  5. Exercise Monitor to help manage health. Based on the latest health guidelines proposed by Japan's Ministry of Health, Labor and Welfare, the phone is equipped with an "Exercise Monitor" that makes it easy to track one's daily exercise routine. It can distinguish between different levels of physical exertion, such as the difference between walking on a level road or up a hill, significantly increasing its usefulness in preventing lifestyle-related diseases. 
  6. Slow Voice. Embedded software that slows the other person's voice speed, and "Clear Voice" noise-detection, which automatically adjusts voice and ringtone volume according to surrounding noise level. Enhanced "Read Aloud" audibly announces the name of the caller or e-mail sender and provides audio readouts of i-mode™ pages, while "Simple Mail Generation" offers preset messages for quick replies to e-mails."

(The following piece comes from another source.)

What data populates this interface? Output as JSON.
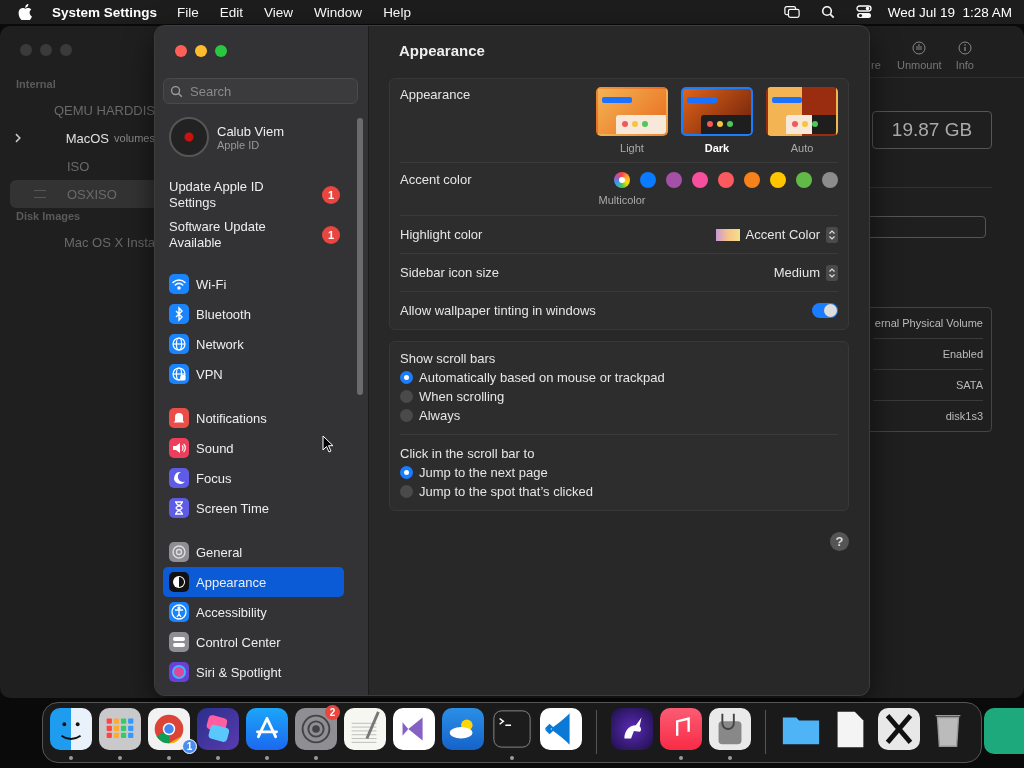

* Some of the above capabilities are in BlackBerry and iPhone apps today.




Laurie - you covered everything! I tried to do that a few years ago:


Off the record: I just ordered a Verizon/Samsung Convoy. I fiddled with it in a store - big and sturdy, comfy to hold. Some nice features (but not too many), no QWERTY or touch screen - but apparently a great mic, great speaker, and surprisingly good camera. Great battery life.

So, boring Chuck should be happy.

I guess I qualify as an older individual at 60+.

For the last couple of years I have been using a Net10 pay as you go phone, 300 minutes every 60 days for $30, with rollover. Incoming and outgoing phone calls only. It does have texting capabilities, but I have turned that off.

I have several laptops and desktops for anything other than making calls, and even my 12" laptop is much better for doing anything other than phone calls, because I can see what I am doing better.

Steve Costello
Computer user groups keep users informed, join one and become an active participant.

My 81 year old Mom just went back to Jitterbug. Big Buttons, Big Display, few features, easy to use and less than $20 per month.

Great article!
I would love to see a button on a cell phone like medical/personal alarms systems (ex. Phillips Lifeline) have that users could push to signal for help if they fall and cannot get up. It would dial emergencies services and provide their location via GPS.
Medical alarms are great for individuals in their home but those out for a walk are forced to rely on using a cell phone that may be difficult to operate.


Lifewatch-usa.com sells a cellular medical alarm w/gps one simple touch of the red button gets help. Two way voice conversation from the simple cellular medical alaert help button with their EMT certified monitoring center and GPS location.